◆ **AIM OF THE TASK**
The data must be returned in full, with no character altered.

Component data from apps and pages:
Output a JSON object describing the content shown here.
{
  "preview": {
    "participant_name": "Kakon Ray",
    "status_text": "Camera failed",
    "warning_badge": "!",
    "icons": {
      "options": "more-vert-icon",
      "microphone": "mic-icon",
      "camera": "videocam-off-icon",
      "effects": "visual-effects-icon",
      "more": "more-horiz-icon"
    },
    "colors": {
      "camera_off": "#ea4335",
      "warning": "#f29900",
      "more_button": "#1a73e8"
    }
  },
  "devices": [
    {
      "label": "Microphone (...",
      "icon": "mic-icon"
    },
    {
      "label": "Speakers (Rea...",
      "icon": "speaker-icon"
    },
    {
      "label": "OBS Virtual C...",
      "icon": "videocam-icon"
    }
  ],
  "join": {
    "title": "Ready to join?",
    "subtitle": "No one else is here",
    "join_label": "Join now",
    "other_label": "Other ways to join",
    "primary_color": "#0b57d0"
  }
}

◆ **THE COMPLETED TASK**
Output a JSON object describing the content shown here.
{
  "preview": {
    "participant_name": "Kakon Ray",
    "status_text": "Camera failed",
    "warning_badge": "!",
    "icons": {
      "options": "more-vert-icon",
      "microphone": "mic-icon",
      "camera": "videocam-off-icon",
      "effects": "visual-effects-icon",
      "more": "more-horiz-icon"
    },
    "colors": {
      "camera_off": "#ea4335",
      "warning": "#f29900",
      "more_button": "#1a73e8"
    }
  },
  "devices": [
    {
      "label": "Microphone (...",
      "icon": "mic-icon"
    },
    {
      "label": "Speakers (Rea...",
      "icon": "speaker-icon"
    },
    {
      "label": "OBS Virtual C...",
      "icon": "videocam-icon"
    }
  ],
  "join": {
    "title": "Ready to join?",
    "subtitle": "No one else is here",
    "join_label": "Join now",
    "other_label": "Other ways to join",
    "primary_color": "#0b57d0"
  }
}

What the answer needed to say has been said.